Jun 17, 2010

Traditional Homemade Mango-Kani Sushi

I was talking to Alex regarding my proposed meal plan for our packed lunch this incoming semester, and as I expected, he was so thrilled about eating those Asian-inspired dishes to be served at our 3-layer bento lunch box, together with the nice sakura chopsticks I bought from Daiso. We then visited the Japanese grocery stores at Cartimar in Pasay City to buy some ingredients that would make everything work out as hoped. He has been asking for sushi so we bought a 40-sheet nori pack, and Japanese brown rice vinegar, which were a lot cheaper than the few supermarkets that carry them. Aside from that, we also bought other ingredients for all the other food that Alex has been asking me to make, so we shelled out around Php1500 for everything.

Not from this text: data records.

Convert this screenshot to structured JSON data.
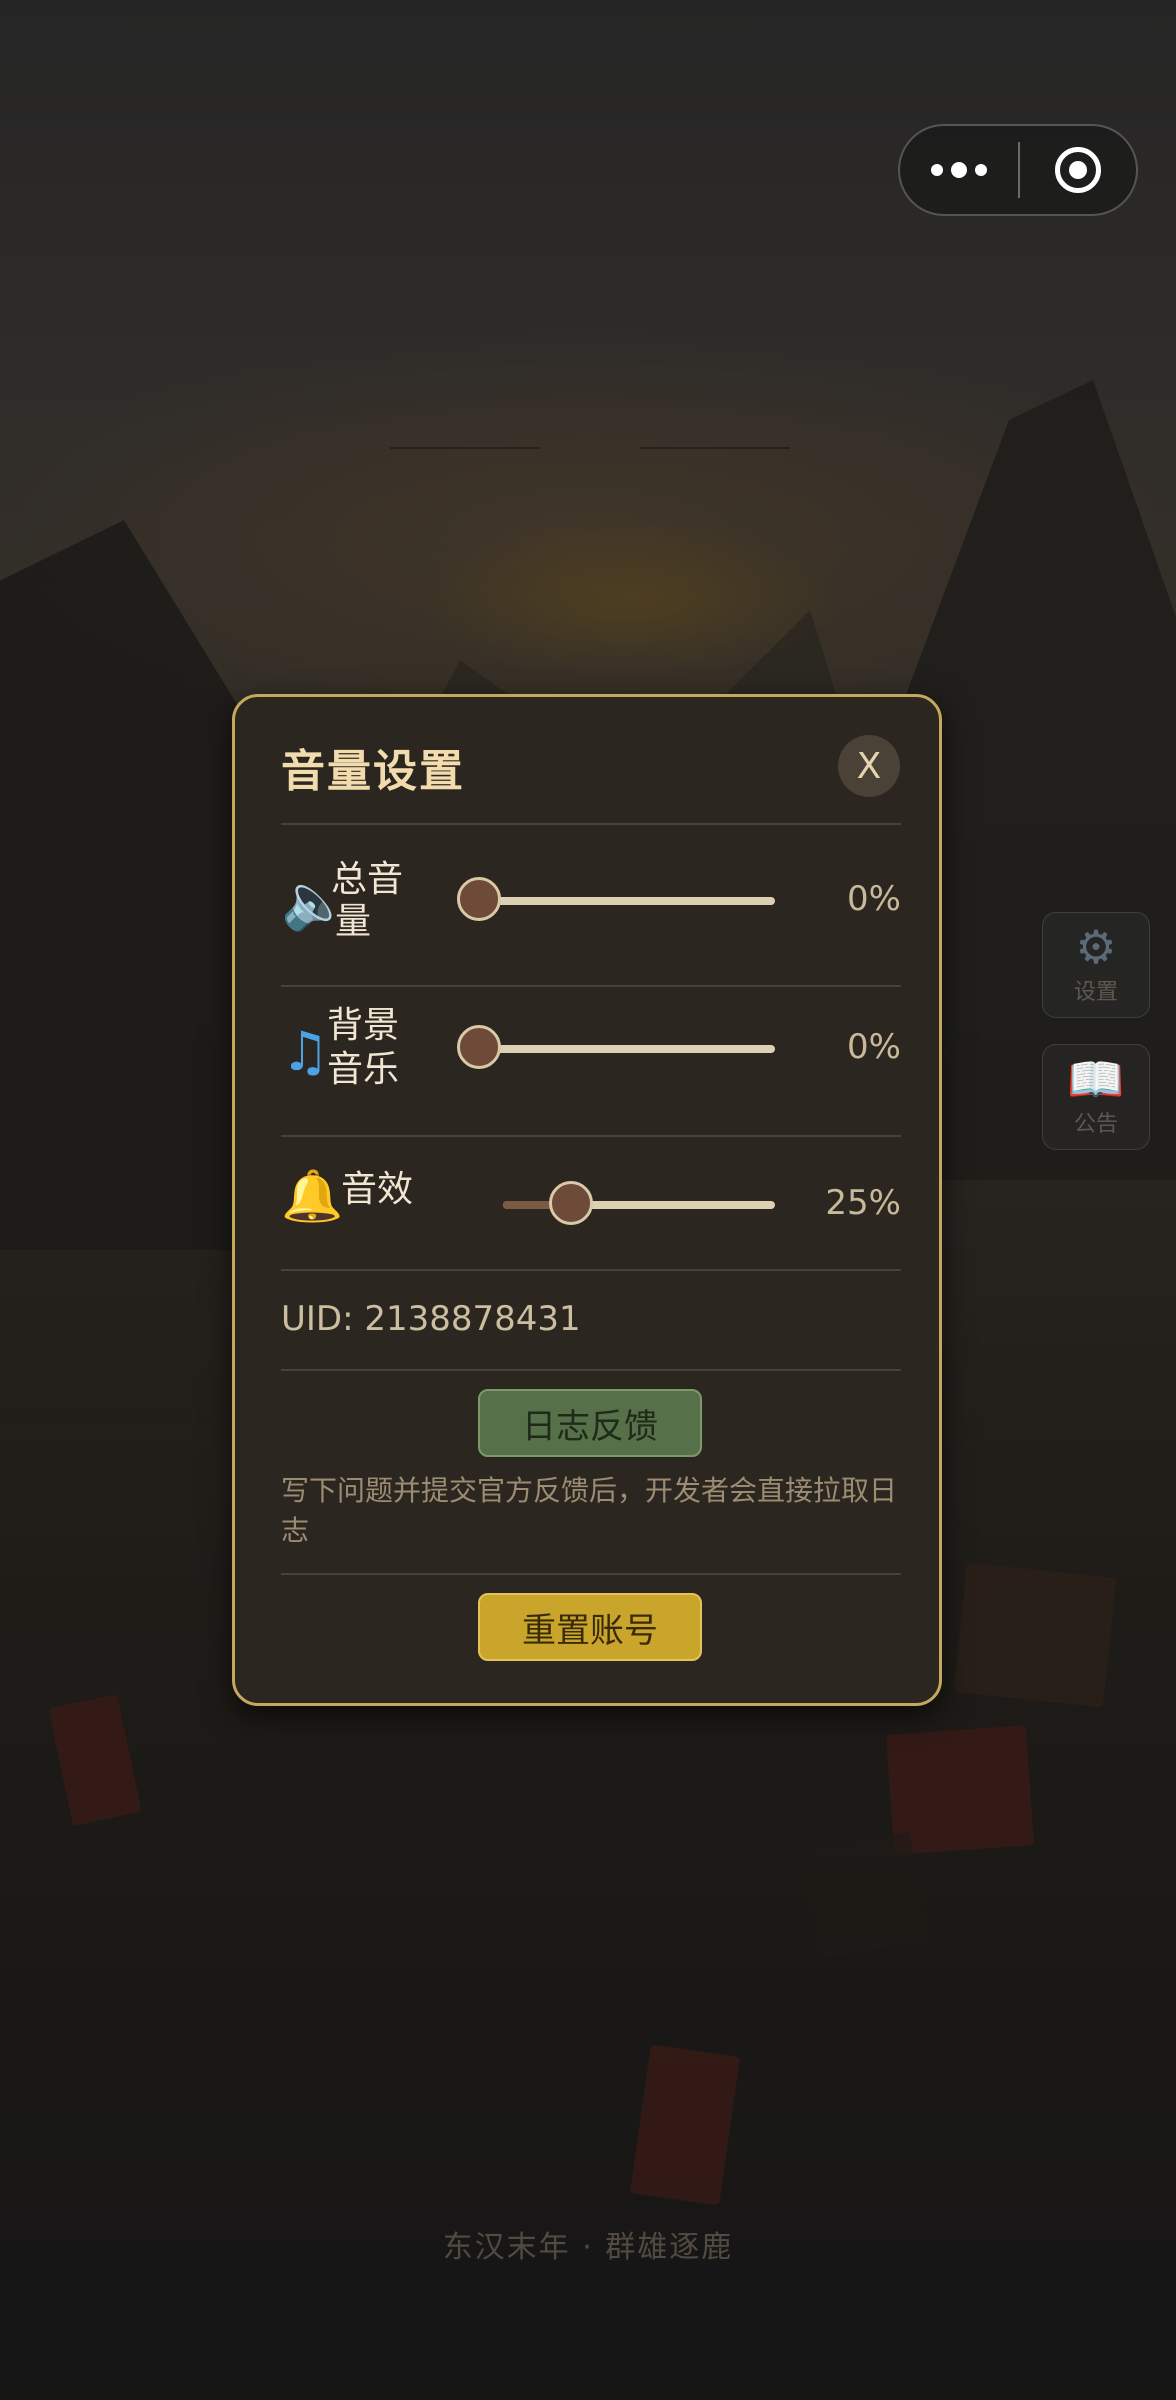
{
  "capsule": {
    "more_icon": "more-dots-icon",
    "close_icon": "target-circle-icon"
  },
  "background": {
    "footer_text": "东汉末年 · 群雄逐鹿"
  },
  "side_buttons": [
    {
      "icon": "gear-icon",
      "glyph": "⚙",
      "label": "设置"
    },
    {
      "icon": "book-icon",
      "glyph": "📖",
      "label": "公告"
    }
  ],
  "dialog": {
    "title": "音量设置",
    "close_label": "X",
    "rows": [
      {
        "icon": "speaker-icon",
        "glyph": "🔈",
        "label_line1": "总音",
        "label_line2": "量",
        "value_percent": 0,
        "display": "0%"
      },
      {
        "icon": "music-note-icon",
        "glyph": "♫",
        "label_line1": "背景",
        "label_line2": "音乐",
        "value_percent": 0,
        "display": "0%"
      },
      {
        "icon": "bell-icon",
        "glyph": "🔔",
        "label_line1": "音效",
        "label_line2": "",
        "value_percent": 25,
        "display": "25%"
      }
    ],
    "uid_text": "UID: 2138878431",
    "feedback_button": "日志反馈",
    "hint_text": "写下问题并提交官方反馈后，开发者会直接拉取日志",
    "reset_button": "重置账号"
  },
  "colors": {
    "dialog_border": "#c4a85c",
    "dialog_bg": "#2c2620",
    "title_color": "#f2dcae",
    "feedback_btn": "#56704a",
    "reset_btn": "#c9a52c"
  }
}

It was my first time to make my own sushi, and for the past few days I have been avoiding his requests until he decides to buy the nifty sushi roll maker, available here. When he finally gave in after my statement that I won't make sushi without it, I immediately got to work. There have been many sellers of sushi around that sells their products cheaply, using only plain rice without flavor, and regular soy sauce and wasabi to make it taste good. But with me believing that good food doesn't need any sauce or dip for it to taste great, I decided to make sushi rice the traditional way. And the result: no real need for soy sauce. The sushi is as tasty as it can be, on its own. And I used regular high-grade rice. It may seem that the rice is too sticky at the photos, but I'm using my camera phone at that time. I wish you could have seen the translucent grains of rice on the sushi.

Perfect Sushi Rice Recipe

Note: I use measuring spoons and measuring cups for my recipes, so if you're using normal utensils the measurements would not be accurate and much less than indicated.

  • 1/3 cup rice vinegar or shin mirin
  • 3 cups cooked rice (you can use regular short grain)
  • 2 tbsp refined sugar
  • 1 tsp sea salt (coarse salt)
  1. Dissolve the sugar and salt in the rice vinegar. Heat in a saucepan until everything is dissolved. Do noit boil mixture.
  2. Let the mixture cool. Spread the cooked rice gently on a large bowl, then pour the cooled vinegar mixture on the rice. 
  3. Quickly mix and fold the rice until the rice is coated with the mixture well. Make sure that you are not squishing the rice so it won't look like paste.
Mango-Kani Sushi Rolls

  • Kani or imitation crab sticks, cut in half lengthwise
  • Ripe mango strips with edges cut
  • Sushi rice
  • Nori sheets
  1. Place the nori shiny side down on a clean, flat and dry surface.
  2. Fill the sushi roll maker halfway with rice, the place strips of kani and mango from left to right.
  3. Cover the mango and kani with rice, then push the top mold to make a log roll.
  4. Push the rice out of the mold and into the nori sheet.
  5. Wrap the sushi roll with nori all the way through, and slice into 1" thick sushi slices.
  6. Serve with wasabi paste and Kikkoman light soy sauce.


  1. il eat the sushi except the paste. i dont like its taste. happy weekend

  2. My mom asked me to prepare sushi with crab sticks and mangos. At first I didn't believe that the taste could possibly be good (as I've never even heard about it), but finding your recipe, sharing your belief that "good food doesn't need any sauce or dip for it to taste great" and seeing that you season the rice in the traditional way, I'm going to prepare it being sure that it will turn out delicious. Thank you!